Amanda is just as capable as the Jigsaw, but Whannell doesn't make her this unbelievably perfect character who can do everything better than a man, just because she is a Strong Woman. She is able to design traps as well as Jigsaw's and walks a fine line between relishing her ability to commit murder and being terrified at her own coldness towards others. And, like Jigsaw, Amanda is given a nice storyline over the course of the three movies -- and she remains a strong female character throughout all three of them. In Saw, she is a brave survivor; in Saw II she takes power back from a man who victimized her; in Saw III she becomes the strong, main antagonist. And Amanda doesn't just become a villain, but she gets away with her crimes as well, subverting the idea that horror films must end with some sort of justice being served.
It must also be noted that a major identifying factor about Amanda is that she is a self-injurer. Is this a sign of "feminine" weakness? It isn't. Only a passing reference to self-injury is made in Whannell's script; a more significant scene takes place in the movie due to actress Shawnee Smith's insistence, believing it was an integral part of Amanda's character. The film simply presents the fact that it exists, neither glorifying or frowning down upon it; it's part of who Amanda is and it's not at all difficult to imagine a male character in the same situation, doing the same exact thing.
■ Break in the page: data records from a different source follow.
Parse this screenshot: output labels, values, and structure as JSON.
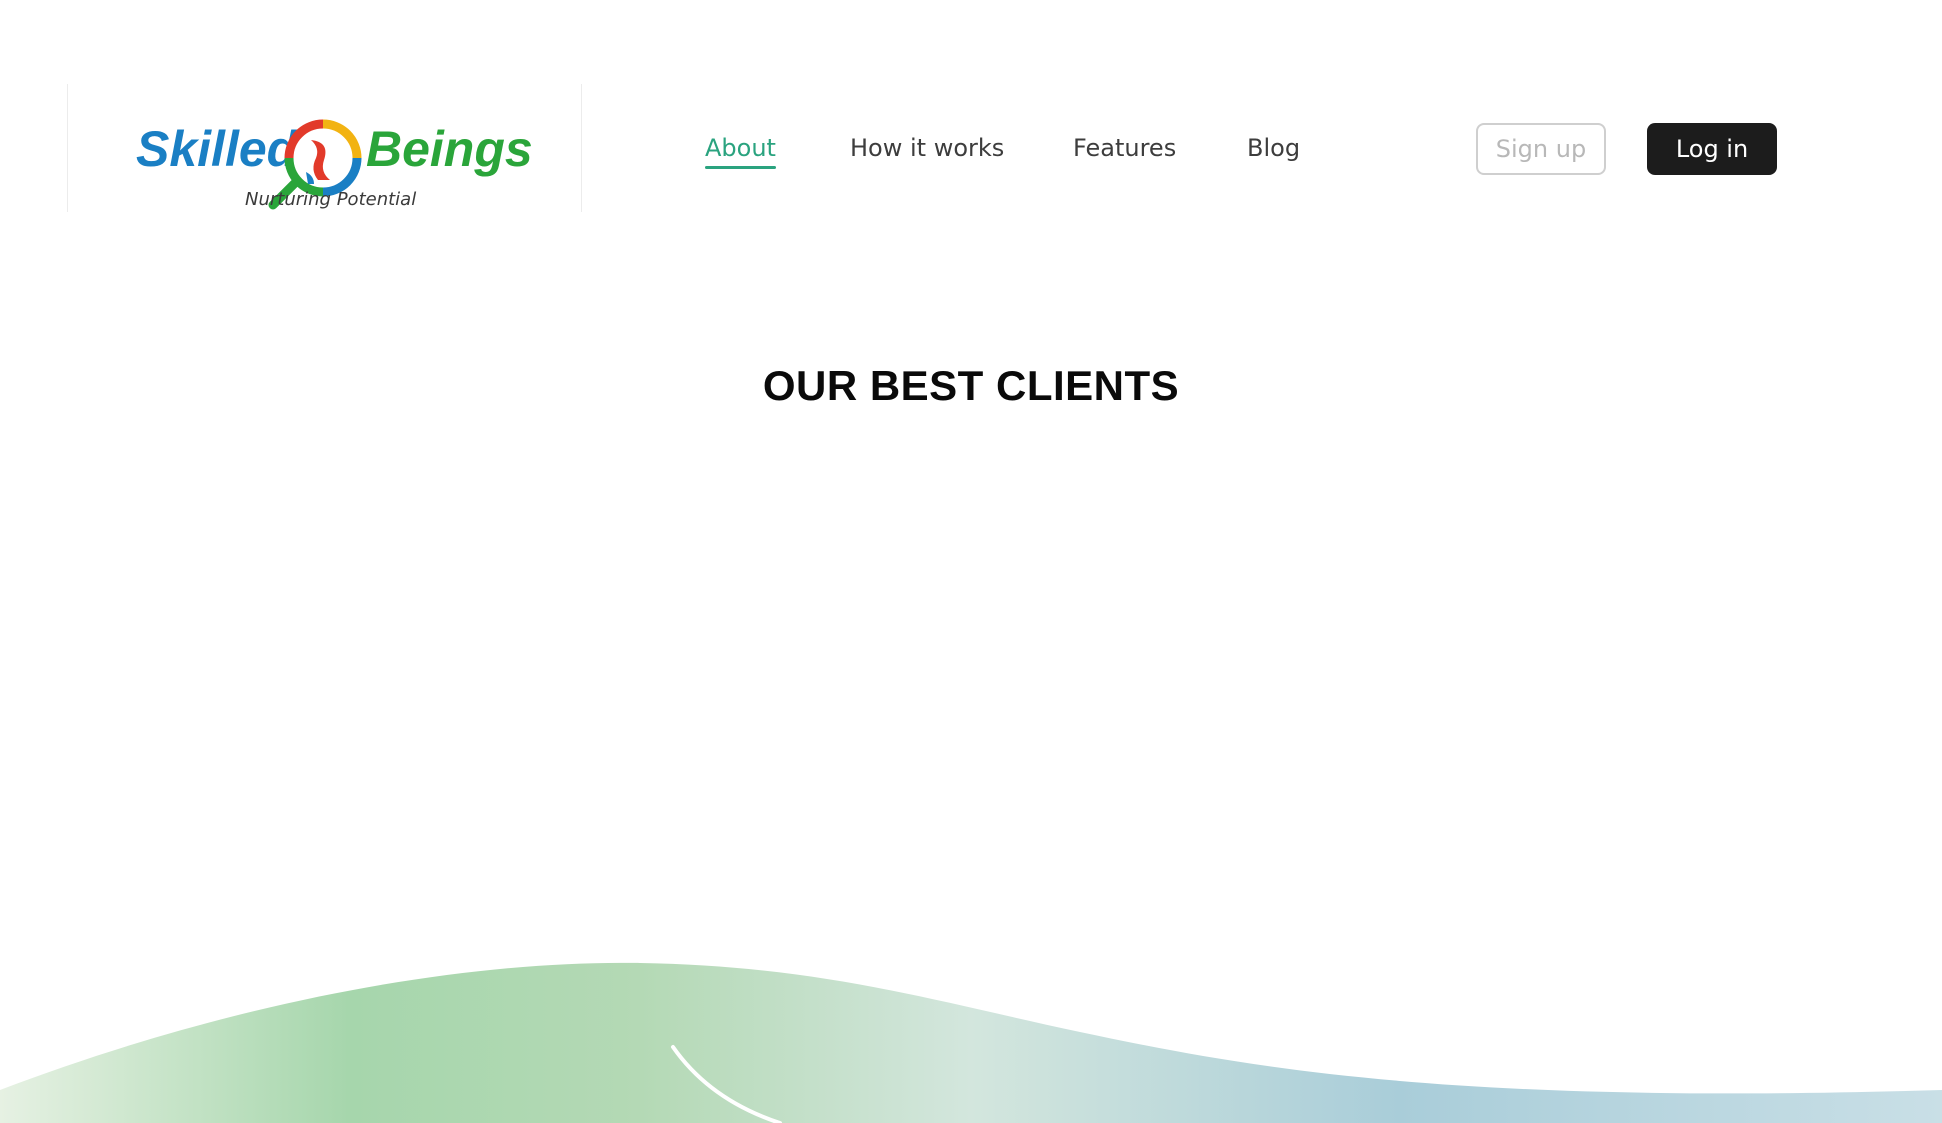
{
  "brand": {
    "name_part1": "Skilled",
    "name_part2": "Beings",
    "tagline": "Nurturing Potential",
    "colors": {
      "blue": "#1a7fc4",
      "green": "#2aa53a",
      "red": "#e23a2a",
      "yellow": "#f2b312"
    }
  },
  "nav": {
    "items": [
      {
        "label": "About",
        "active": true
      },
      {
        "label": "How it works",
        "active": false
      },
      {
        "label": "Features",
        "active": false
      },
      {
        "label": "Blog",
        "active": false
      }
    ]
  },
  "auth": {
    "signup_label": "Sign up",
    "login_label": "Log in"
  },
  "section": {
    "title": "OUR BEST CLIENTS"
  },
  "colors": {
    "accent": "#2aa37f",
    "login_bg": "#1c1c1c",
    "wave_green": "#a6d6ac",
    "wave_blue": "#a9cdd9"
  }
}
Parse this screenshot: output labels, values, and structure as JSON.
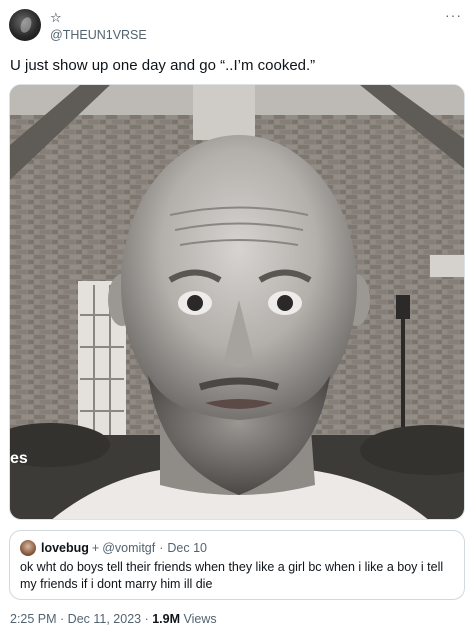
{
  "author": {
    "display_name": "☆",
    "handle": "@THEUN1VRSE",
    "more_label": "···"
  },
  "tweet": {
    "text": "U just show up one day and go “..I’m cooked.”"
  },
  "media": {
    "sign_text": "es"
  },
  "quote": {
    "display_name": "lovebug",
    "symbol": "+",
    "handle": "@vomitgf",
    "separator": "·",
    "date": "Dec 10",
    "text": "ok wht do boys tell their friends when they like a girl bc when i like a boy i tell my friends if i dont marry him ill die"
  },
  "meta": {
    "time": "2:25 PM",
    "sep1": " · ",
    "date": "Dec 11, 2023",
    "sep2": " · ",
    "views_count": "1.9M",
    "views_label": " Views"
  },
  "colors": {
    "text_primary": "#0f1419",
    "text_secondary": "#536471",
    "border": "#cfd9de"
  }
}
Though Amanda claims to have been "saved" by Jigsaw, she isn't. It's a point the movie strives to make, with Jigsaw even stating it in Saw III. The only one who saved Amanda was Amanda; Jigsaw may have put her in the trap in the first place, but she was the one who chose to fight and better herself. Jigsaw may have played the role of a supporting friend, but it was Amanda who strove to be something more than what she was. And she did it entirely on her own. All of the women in Saw are strong enough to save themselves -- their failure is less due to characterization but to the inevitable circumstance of plot.
Ultimately, what makes Amanda such a great character is that she's essentially a stand-in for the viewer. She isn't written as a "macho" type of girl who guys see as "one of them," but she isn't a sweet, morally pure Final Girl who the audience can take comfort in seeing live. She's a gender neutral stand-in: she's just a person.
Whatever flaws may exist with the original Saw trilogy, it's refreshing to see woman characters treated as people instead of stereotypes. It's refreshing to see gender-neutrality and (at the very least) attempts at gender erasure. There are few horror franchises that strive to do even have as much as the Saw trilogy manages to accomplish.
Elizabeth Ray hold a B.S. in Mechanical Engineering and currently resides in Connecticut. A horror enthusiast, she spends her spare time working through her to-read list, watching Photoshop tutorials, and writing.